* [Data about app and page elements]
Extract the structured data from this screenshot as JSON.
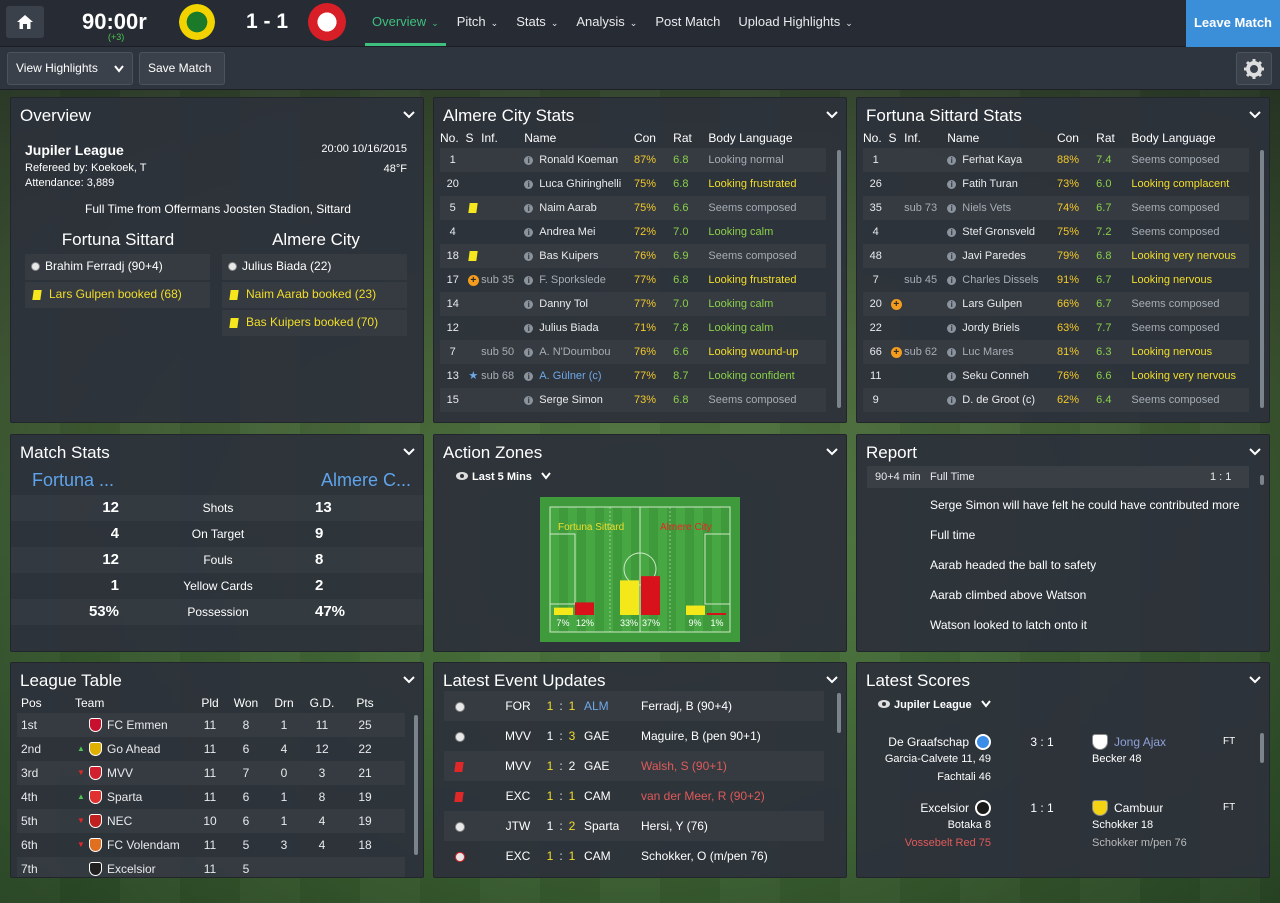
{
  "topbar": {
    "clock": "90:00r",
    "clock_sub": "(+3)",
    "score": "1 - 1",
    "nav": [
      "Overview",
      "Pitch",
      "Stats",
      "Analysis",
      "Post Match",
      "Upload Highlights"
    ],
    "leave": "Leave Match"
  },
  "subbar": {
    "view_highlights": "View Highlights",
    "save_match": "Save Match"
  },
  "overview": {
    "title": "Overview",
    "competition": "Jupiler League",
    "datetime": "20:00 10/16/2015",
    "referee": "Refereed by: Koekoek, T",
    "temp": "48°F",
    "attendance": "Attendance: 3,889",
    "fulltime": "Full Time from Offermans Joosten Stadion, Sittard",
    "home": "Fortuna Sittard",
    "away": "Almere City",
    "home_events": [
      {
        "icon": "ball",
        "text": "Brahim Ferradj (90+4)",
        "color": "white"
      },
      {
        "icon": "yellow",
        "text": "Lars Gulpen booked (68)",
        "color": "yellow"
      }
    ],
    "away_events": [
      {
        "icon": "ball",
        "text": "Julius Biada (22)",
        "color": "white"
      },
      {
        "icon": "yellow",
        "text": "Naim Aarab booked (23)",
        "color": "yellow"
      },
      {
        "icon": "yellow",
        "text": "Bas Kuipers booked (70)",
        "color": "yellow"
      }
    ]
  },
  "almere": {
    "title": "Almere City Stats",
    "headers": [
      "No.",
      "S",
      "Inf.",
      "Name",
      "Con",
      "Rat",
      "Body Language"
    ],
    "rows": [
      {
        "no": "1",
        "s": "",
        "inf": "",
        "name": "Ronald Koeman",
        "con": "87%",
        "rat": "6.8",
        "bl": "Looking normal",
        "blc": "grey"
      },
      {
        "no": "20",
        "s": "",
        "inf": "",
        "name": "Luca Ghiringhelli",
        "con": "75%",
        "rat": "6.8",
        "bl": "Looking frustrated",
        "blc": "yellow"
      },
      {
        "no": "5",
        "s": "yellow",
        "inf": "",
        "name": "Naim Aarab",
        "con": "75%",
        "rat": "6.6",
        "bl": "Seems composed",
        "blc": "grey"
      },
      {
        "no": "4",
        "s": "",
        "inf": "",
        "name": "Andrea Mei",
        "con": "72%",
        "rat": "7.0",
        "bl": "Looking calm",
        "blc": "green"
      },
      {
        "no": "18",
        "s": "yellow",
        "inf": "",
        "name": "Bas Kuipers",
        "con": "76%",
        "rat": "6.9",
        "bl": "Seems composed",
        "blc": "grey"
      },
      {
        "no": "17",
        "s": "sub",
        "inf": "sub 35",
        "name": "F. Sporkslede",
        "con": "77%",
        "rat": "6.8",
        "bl": "Looking frustrated",
        "blc": "yellow",
        "dim": true
      },
      {
        "no": "14",
        "s": "",
        "inf": "",
        "name": "Danny Tol",
        "con": "77%",
        "rat": "7.0",
        "bl": "Looking calm",
        "blc": "green"
      },
      {
        "no": "12",
        "s": "",
        "inf": "",
        "name": "Julius Biada",
        "con": "71%",
        "rat": "7.8",
        "bl": "Looking calm",
        "blc": "green"
      },
      {
        "no": "7",
        "s": "",
        "inf": "sub 50",
        "name": "A. N'Doumbou",
        "con": "76%",
        "rat": "6.6",
        "bl": "Looking wound-up",
        "blc": "yellow",
        "dim": true
      },
      {
        "no": "13",
        "s": "star",
        "inf": "sub 68",
        "name": "A. Gülner (c)",
        "con": "77%",
        "rat": "8.7",
        "bl": "Looking confident",
        "blc": "green",
        "blue": true
      },
      {
        "no": "15",
        "s": "",
        "inf": "",
        "name": "Serge Simon",
        "con": "73%",
        "rat": "6.8",
        "bl": "Seems composed",
        "blc": "grey"
      }
    ]
  },
  "fortuna": {
    "title": "Fortuna Sittard Stats",
    "headers": [
      "No.",
      "S",
      "Inf.",
      "Name",
      "Con",
      "Rat",
      "Body Language"
    ],
    "rows": [
      {
        "no": "1",
        "s": "",
        "inf": "",
        "name": "Ferhat Kaya",
        "con": "88%",
        "rat": "7.4",
        "bl": "Seems composed",
        "blc": "grey"
      },
      {
        "no": "26",
        "s": "",
        "inf": "",
        "name": "Fatih Turan",
        "con": "73%",
        "rat": "6.0",
        "bl": "Looking complacent",
        "blc": "yellow"
      },
      {
        "no": "35",
        "s": "",
        "inf": "sub 73",
        "name": "Niels Vets",
        "con": "74%",
        "rat": "6.7",
        "bl": "Seems composed",
        "blc": "grey",
        "dim": true
      },
      {
        "no": "4",
        "s": "",
        "inf": "",
        "name": "Stef Gronsveld",
        "con": "75%",
        "rat": "7.2",
        "bl": "Seems composed",
        "blc": "grey"
      },
      {
        "no": "48",
        "s": "",
        "inf": "",
        "name": "Javi Paredes",
        "con": "79%",
        "rat": "6.8",
        "bl": "Looking very nervous",
        "blc": "yellow"
      },
      {
        "no": "7",
        "s": "",
        "inf": "sub 45",
        "name": "Charles Dissels",
        "con": "91%",
        "rat": "6.7",
        "bl": "Looking nervous",
        "blc": "yellow",
        "dim": true
      },
      {
        "no": "20",
        "s": "sub",
        "inf": "",
        "name": "Lars Gulpen",
        "con": "66%",
        "rat": "6.7",
        "bl": "Seems composed",
        "blc": "grey"
      },
      {
        "no": "22",
        "s": "",
        "inf": "",
        "name": "Jordy Briels",
        "con": "63%",
        "rat": "7.7",
        "bl": "Seems composed",
        "blc": "grey"
      },
      {
        "no": "66",
        "s": "sub",
        "inf": "sub 62",
        "name": "Luc Mares",
        "con": "81%",
        "rat": "6.3",
        "bl": "Looking nervous",
        "blc": "yellow",
        "dim": true
      },
      {
        "no": "11",
        "s": "",
        "inf": "",
        "name": "Seku Conneh",
        "con": "76%",
        "rat": "6.6",
        "bl": "Looking very nervous",
        "blc": "yellow"
      },
      {
        "no": "9",
        "s": "",
        "inf": "",
        "name": "D. de Groot (c)",
        "con": "62%",
        "rat": "6.4",
        "bl": "Seems composed",
        "blc": "grey"
      }
    ]
  },
  "matchstats": {
    "title": "Match Stats",
    "home": "Fortuna ...",
    "away": "Almere C...",
    "rows": [
      {
        "h": "12",
        "label": "Shots",
        "a": "13"
      },
      {
        "h": "4",
        "label": "On Target",
        "a": "9"
      },
      {
        "h": "12",
        "label": "Fouls",
        "a": "8"
      },
      {
        "h": "1",
        "label": "Yellow Cards",
        "a": "2"
      },
      {
        "h": "53%",
        "label": "Possession",
        "a": "47%"
      }
    ]
  },
  "actionzones": {
    "title": "Action Zones",
    "filter": "Last 5 Mins",
    "home": "Fortuna Sittard",
    "away": "Almere City",
    "zones": [
      {
        "home": 7,
        "away": 12,
        "hl": "7%",
        "al": "12%"
      },
      {
        "home": 33,
        "away": 37,
        "hl": "33%",
        "al": "37%"
      },
      {
        "home": 9,
        "away": 1,
        "hl": "9%",
        "al": "1%"
      }
    ]
  },
  "report": {
    "title": "Report",
    "minute": "90+4 min",
    "status": "Full Time",
    "score": "1 : 1",
    "lines": [
      "Serge Simon will have felt he could have contributed more",
      "Full time",
      "Aarab headed the ball to safety",
      "Aarab climbed above Watson",
      "Watson looked to latch onto it"
    ]
  },
  "league": {
    "title": "League Table",
    "headers": [
      "Pos",
      "Team",
      "Pld",
      "Won",
      "Drn",
      "G.D.",
      "Pts"
    ],
    "rows": [
      {
        "pos": "1st",
        "move": "",
        "team": "FC Emmen",
        "pld": "11",
        "won": "8",
        "drn": "1",
        "gd": "11",
        "pts": "25",
        "crest": "#c8102e"
      },
      {
        "pos": "2nd",
        "move": "up",
        "team": "Go Ahead",
        "pld": "11",
        "won": "6",
        "drn": "4",
        "gd": "12",
        "pts": "22",
        "crest": "#e0b000"
      },
      {
        "pos": "3rd",
        "move": "down",
        "team": "MVV",
        "pld": "11",
        "won": "7",
        "drn": "0",
        "gd": "3",
        "pts": "21",
        "crest": "#d02030"
      },
      {
        "pos": "4th",
        "move": "up",
        "team": "Sparta",
        "pld": "11",
        "won": "6",
        "drn": "1",
        "gd": "8",
        "pts": "19",
        "crest": "#e03030"
      },
      {
        "pos": "5th",
        "move": "down",
        "team": "NEC",
        "pld": "10",
        "won": "6",
        "drn": "1",
        "gd": "4",
        "pts": "19",
        "crest": "#c02020"
      },
      {
        "pos": "6th",
        "move": "down",
        "team": "FC Volendam",
        "pld": "11",
        "won": "5",
        "drn": "3",
        "gd": "4",
        "pts": "18",
        "crest": "#e07020"
      },
      {
        "pos": "7th",
        "move": "",
        "team": "Excelsior",
        "pld": "11",
        "won": "5",
        "drn": "",
        "gd": "",
        "pts": "",
        "crest": "#202020"
      }
    ]
  },
  "events": {
    "title": "Latest Event Updates",
    "rows": [
      {
        "icon": "ball",
        "h": "FOR",
        "hs": "1",
        "as": "1",
        "a": "ALM",
        "desc": "Ferradj, B (90+4)",
        "hc": "yellow",
        "ac": "yellow",
        "blueaway": true,
        "red": false
      },
      {
        "icon": "ball",
        "h": "MVV",
        "hs": "1",
        "as": "3",
        "a": "GAE",
        "desc": "Maguire, B (pen 90+1)",
        "hc": "white",
        "ac": "yellow",
        "red": false
      },
      {
        "icon": "red",
        "h": "MVV",
        "hs": "1",
        "as": "2",
        "a": "GAE",
        "desc": "Walsh, S (90+1)",
        "hc": "yellow",
        "ac": "white",
        "red": true
      },
      {
        "icon": "red",
        "h": "EXC",
        "hs": "1",
        "as": "1",
        "a": "CAM",
        "desc": "van der Meer, R (90+2)",
        "hc": "yellow",
        "ac": "yellow",
        "red": true
      },
      {
        "icon": "ball",
        "h": "JTW",
        "hs": "1",
        "as": "2",
        "a": "Sparta",
        "desc": "Hersi, Y (76)",
        "hc": "white",
        "ac": "yellow",
        "red": false
      },
      {
        "icon": "ballred",
        "h": "EXC",
        "hs": "1",
        "as": "1",
        "a": "CAM",
        "desc": "Schokker, O (m/pen 76)",
        "hc": "yellow",
        "ac": "yellow",
        "red": false
      }
    ]
  },
  "scores": {
    "title": "Latest Scores",
    "comp": "Jupiler League",
    "matches": [
      {
        "home": "De Graafschap",
        "score": "3 : 1",
        "away": "Jong Ajax",
        "status": "FT",
        "hs": [
          "Garcia-Calvete 11, 49",
          "Fachtali 46"
        ],
        "as": [
          "Becker 48"
        ],
        "awayblue": true
      },
      {
        "home": "Excelsior",
        "score": "1 : 1",
        "away": "Cambuur",
        "status": "FT",
        "hs": [
          "Botaka 8",
          "Vossebelt Red 75"
        ],
        "as": [
          "Schokker 18",
          "Schokker m/pen 76"
        ],
        "awayblue": false
      }
    ]
  }
}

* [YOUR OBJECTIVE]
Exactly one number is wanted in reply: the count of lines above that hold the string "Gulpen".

* [EXPECTED OUTPUT]
2